ACTIVITY. Search the material for the string "data", then show every line where it turns up.

RECORDS FOR THE TASK.
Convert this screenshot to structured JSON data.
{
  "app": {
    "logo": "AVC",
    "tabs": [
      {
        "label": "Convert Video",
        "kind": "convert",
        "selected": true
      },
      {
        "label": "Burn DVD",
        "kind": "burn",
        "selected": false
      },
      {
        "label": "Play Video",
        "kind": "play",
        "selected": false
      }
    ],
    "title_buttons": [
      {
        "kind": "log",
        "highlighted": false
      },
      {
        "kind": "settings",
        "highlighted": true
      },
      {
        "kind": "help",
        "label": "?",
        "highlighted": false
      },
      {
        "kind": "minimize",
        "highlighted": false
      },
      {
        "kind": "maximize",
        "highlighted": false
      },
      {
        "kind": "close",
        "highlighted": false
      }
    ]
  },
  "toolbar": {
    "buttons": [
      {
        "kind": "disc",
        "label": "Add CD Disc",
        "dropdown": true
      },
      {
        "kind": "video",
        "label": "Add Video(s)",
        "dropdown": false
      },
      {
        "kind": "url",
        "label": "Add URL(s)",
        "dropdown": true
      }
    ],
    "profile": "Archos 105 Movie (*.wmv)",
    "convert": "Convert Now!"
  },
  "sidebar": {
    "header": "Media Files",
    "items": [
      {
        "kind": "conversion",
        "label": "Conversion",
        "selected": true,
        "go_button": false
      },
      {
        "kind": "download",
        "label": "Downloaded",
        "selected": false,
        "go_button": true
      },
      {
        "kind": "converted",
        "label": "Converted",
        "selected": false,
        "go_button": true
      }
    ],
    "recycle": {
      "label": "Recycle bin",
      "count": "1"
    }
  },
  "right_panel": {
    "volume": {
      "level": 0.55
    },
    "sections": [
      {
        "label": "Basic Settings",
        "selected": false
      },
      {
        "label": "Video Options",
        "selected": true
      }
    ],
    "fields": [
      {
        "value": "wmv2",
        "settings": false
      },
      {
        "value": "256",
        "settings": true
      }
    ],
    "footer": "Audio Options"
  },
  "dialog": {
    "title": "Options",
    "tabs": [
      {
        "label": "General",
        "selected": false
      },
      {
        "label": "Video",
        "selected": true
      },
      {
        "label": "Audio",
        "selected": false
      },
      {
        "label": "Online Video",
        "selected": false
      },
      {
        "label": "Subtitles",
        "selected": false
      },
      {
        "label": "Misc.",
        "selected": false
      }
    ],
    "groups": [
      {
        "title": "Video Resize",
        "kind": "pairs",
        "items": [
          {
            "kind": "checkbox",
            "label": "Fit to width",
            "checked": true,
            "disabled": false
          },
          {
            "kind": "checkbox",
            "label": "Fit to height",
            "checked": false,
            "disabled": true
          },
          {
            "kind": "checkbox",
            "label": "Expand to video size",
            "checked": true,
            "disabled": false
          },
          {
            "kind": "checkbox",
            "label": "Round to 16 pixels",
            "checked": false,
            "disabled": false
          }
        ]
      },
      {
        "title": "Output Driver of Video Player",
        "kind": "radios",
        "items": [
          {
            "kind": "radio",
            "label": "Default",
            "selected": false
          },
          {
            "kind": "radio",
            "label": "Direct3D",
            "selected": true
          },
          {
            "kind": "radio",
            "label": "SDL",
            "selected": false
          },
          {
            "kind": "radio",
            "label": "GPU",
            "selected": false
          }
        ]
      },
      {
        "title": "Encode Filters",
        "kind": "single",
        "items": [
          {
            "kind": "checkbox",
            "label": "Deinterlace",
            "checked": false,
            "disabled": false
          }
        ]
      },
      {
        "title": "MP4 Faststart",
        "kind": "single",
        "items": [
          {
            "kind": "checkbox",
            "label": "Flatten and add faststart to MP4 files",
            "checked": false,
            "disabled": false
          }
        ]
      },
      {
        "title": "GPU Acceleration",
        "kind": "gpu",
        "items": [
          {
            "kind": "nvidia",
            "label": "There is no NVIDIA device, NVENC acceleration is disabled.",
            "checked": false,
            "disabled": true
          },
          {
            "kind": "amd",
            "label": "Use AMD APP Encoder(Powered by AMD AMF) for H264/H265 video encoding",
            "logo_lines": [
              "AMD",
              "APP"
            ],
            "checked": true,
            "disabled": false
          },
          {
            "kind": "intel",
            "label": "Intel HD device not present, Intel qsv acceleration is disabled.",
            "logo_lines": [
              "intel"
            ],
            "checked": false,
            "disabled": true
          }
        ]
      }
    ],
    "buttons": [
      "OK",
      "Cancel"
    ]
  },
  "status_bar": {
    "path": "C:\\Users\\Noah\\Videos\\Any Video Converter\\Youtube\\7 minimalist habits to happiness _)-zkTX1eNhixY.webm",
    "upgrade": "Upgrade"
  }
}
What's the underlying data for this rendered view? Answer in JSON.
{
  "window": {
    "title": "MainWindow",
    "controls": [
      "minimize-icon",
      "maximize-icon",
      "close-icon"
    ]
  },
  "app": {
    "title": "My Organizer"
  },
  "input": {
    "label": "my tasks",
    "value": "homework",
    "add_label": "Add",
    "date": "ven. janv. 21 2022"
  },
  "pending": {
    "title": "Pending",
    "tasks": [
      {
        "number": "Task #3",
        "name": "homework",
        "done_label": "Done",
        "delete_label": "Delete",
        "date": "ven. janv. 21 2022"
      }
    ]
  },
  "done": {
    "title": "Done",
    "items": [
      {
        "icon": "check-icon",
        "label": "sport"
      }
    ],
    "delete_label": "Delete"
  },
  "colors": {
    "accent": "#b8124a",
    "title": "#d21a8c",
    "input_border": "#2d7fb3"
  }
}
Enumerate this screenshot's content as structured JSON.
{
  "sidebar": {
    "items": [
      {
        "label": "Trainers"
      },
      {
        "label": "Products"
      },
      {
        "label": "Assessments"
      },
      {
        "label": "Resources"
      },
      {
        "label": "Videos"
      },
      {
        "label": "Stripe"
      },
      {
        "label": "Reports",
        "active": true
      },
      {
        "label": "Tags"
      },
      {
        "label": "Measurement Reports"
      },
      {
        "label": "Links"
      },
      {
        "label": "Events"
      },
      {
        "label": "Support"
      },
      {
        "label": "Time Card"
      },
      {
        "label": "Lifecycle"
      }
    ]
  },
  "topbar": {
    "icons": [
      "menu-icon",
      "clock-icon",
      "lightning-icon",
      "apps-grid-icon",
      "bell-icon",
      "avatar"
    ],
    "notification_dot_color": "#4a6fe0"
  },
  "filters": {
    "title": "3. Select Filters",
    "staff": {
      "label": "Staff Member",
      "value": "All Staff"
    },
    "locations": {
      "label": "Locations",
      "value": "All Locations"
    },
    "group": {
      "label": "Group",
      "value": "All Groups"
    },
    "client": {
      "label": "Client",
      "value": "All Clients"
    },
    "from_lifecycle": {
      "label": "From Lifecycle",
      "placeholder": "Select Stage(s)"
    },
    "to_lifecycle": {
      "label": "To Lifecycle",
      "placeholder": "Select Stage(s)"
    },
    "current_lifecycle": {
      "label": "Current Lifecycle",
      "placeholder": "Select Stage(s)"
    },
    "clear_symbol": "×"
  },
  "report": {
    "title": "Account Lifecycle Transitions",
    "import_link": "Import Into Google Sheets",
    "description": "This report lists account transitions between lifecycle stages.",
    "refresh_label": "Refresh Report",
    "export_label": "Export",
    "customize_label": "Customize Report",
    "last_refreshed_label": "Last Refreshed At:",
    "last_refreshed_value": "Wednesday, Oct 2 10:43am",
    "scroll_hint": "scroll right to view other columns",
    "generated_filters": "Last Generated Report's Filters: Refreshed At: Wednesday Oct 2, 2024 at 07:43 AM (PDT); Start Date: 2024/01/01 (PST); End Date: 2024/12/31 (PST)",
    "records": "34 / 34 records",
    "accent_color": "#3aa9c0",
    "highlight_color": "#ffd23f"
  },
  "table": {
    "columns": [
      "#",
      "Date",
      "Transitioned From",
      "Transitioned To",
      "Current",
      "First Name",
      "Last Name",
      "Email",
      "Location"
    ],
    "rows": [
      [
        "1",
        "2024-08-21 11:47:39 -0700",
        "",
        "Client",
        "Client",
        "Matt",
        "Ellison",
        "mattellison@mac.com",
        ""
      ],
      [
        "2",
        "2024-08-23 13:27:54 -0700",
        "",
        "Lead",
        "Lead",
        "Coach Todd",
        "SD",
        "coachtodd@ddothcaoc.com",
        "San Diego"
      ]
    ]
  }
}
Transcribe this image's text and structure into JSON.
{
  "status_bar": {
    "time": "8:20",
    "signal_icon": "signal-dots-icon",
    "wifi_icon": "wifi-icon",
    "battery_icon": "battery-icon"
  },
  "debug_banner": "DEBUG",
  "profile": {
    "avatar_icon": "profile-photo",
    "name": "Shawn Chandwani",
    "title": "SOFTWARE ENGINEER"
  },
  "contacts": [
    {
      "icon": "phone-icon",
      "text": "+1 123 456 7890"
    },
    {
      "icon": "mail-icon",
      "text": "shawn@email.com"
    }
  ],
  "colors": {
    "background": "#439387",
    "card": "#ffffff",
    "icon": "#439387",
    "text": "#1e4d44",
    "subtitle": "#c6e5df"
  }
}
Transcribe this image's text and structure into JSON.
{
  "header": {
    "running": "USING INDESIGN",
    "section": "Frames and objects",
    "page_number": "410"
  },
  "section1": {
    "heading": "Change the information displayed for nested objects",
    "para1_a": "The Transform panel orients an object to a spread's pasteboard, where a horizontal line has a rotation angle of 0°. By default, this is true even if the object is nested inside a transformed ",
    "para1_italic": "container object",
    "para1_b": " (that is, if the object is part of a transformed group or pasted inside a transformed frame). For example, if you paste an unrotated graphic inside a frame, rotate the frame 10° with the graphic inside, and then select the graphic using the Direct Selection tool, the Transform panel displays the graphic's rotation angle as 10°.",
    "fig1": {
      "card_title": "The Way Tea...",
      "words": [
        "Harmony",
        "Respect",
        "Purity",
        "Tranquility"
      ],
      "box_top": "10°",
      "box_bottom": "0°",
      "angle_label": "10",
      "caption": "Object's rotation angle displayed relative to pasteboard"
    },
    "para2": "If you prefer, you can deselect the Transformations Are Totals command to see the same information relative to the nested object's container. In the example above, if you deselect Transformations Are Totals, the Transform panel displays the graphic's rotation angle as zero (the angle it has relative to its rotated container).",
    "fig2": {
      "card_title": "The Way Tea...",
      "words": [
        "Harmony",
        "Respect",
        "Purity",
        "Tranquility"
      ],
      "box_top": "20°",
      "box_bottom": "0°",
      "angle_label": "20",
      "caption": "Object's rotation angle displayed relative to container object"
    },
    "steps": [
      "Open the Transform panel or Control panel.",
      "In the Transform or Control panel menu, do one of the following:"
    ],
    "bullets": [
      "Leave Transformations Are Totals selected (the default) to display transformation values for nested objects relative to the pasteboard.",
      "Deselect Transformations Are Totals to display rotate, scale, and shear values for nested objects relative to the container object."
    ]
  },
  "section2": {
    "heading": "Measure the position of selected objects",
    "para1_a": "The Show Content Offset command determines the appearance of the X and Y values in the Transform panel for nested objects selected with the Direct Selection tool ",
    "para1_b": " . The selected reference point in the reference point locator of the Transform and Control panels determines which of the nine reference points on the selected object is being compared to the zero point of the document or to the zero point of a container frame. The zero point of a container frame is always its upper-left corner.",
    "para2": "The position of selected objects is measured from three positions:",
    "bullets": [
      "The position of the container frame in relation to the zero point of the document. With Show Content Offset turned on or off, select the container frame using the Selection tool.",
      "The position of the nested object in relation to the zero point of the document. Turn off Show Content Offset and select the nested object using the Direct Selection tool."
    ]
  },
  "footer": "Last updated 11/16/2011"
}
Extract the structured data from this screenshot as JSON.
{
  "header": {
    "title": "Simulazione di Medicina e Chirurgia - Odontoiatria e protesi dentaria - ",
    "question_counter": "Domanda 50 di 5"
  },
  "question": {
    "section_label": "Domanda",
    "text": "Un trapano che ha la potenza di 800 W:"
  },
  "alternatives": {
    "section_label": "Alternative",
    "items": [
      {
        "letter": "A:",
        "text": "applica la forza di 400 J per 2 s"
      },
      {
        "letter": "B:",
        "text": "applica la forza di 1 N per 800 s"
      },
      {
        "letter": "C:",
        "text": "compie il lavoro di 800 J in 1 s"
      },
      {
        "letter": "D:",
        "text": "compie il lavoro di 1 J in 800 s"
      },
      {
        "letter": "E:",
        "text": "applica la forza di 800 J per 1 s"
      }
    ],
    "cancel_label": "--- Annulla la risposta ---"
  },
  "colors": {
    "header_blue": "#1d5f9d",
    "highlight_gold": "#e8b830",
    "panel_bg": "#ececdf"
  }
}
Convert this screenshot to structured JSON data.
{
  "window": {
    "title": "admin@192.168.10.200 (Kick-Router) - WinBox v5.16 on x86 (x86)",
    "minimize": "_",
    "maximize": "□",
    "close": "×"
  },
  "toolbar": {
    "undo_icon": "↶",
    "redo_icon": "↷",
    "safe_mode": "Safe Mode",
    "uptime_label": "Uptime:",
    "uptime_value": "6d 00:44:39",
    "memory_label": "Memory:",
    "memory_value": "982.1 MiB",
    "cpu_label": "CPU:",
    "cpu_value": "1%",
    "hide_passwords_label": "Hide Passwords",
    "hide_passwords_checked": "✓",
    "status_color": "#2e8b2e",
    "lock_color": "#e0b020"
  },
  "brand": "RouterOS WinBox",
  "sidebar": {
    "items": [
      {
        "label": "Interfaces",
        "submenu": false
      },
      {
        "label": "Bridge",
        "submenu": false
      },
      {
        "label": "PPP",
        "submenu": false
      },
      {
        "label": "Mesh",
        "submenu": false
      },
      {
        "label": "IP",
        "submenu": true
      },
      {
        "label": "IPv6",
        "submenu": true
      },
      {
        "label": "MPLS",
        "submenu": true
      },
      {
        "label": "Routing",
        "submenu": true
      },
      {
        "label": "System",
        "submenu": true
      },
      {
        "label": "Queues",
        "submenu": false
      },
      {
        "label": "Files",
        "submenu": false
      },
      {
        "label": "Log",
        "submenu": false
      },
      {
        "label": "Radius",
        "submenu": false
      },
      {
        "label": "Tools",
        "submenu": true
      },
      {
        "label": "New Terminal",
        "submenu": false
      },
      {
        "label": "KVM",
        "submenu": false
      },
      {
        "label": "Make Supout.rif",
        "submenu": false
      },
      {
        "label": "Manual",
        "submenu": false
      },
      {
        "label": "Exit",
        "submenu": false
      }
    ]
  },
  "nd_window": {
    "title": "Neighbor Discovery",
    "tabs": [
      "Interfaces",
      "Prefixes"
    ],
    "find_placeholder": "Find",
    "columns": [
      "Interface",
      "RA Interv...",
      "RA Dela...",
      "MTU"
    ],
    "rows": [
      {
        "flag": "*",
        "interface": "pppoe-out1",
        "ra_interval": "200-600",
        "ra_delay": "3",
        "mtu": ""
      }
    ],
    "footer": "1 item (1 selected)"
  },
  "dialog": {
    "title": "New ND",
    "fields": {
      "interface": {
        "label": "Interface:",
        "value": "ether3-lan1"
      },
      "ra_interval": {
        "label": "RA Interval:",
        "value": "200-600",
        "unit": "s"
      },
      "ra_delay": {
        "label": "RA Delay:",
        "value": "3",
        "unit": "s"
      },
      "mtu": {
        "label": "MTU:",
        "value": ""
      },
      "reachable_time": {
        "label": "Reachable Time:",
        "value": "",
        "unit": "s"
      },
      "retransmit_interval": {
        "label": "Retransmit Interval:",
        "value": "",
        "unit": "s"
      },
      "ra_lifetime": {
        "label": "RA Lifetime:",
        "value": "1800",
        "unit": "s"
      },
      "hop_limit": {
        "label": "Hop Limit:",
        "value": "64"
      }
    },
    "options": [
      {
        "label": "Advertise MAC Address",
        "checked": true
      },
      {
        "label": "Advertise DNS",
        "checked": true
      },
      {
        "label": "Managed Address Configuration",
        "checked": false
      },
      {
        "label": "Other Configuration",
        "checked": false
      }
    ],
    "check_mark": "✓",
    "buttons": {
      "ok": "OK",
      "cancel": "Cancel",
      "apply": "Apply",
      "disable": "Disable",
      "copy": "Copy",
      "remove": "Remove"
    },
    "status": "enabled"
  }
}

COMPLETED TASK.
Convert this screenshot to structured JSON data.
What's the underlying data for this rendered view? Answer in JSON.
Extract the structured data from this screenshot as JSON.
Convert this screenshot to structured JSON data.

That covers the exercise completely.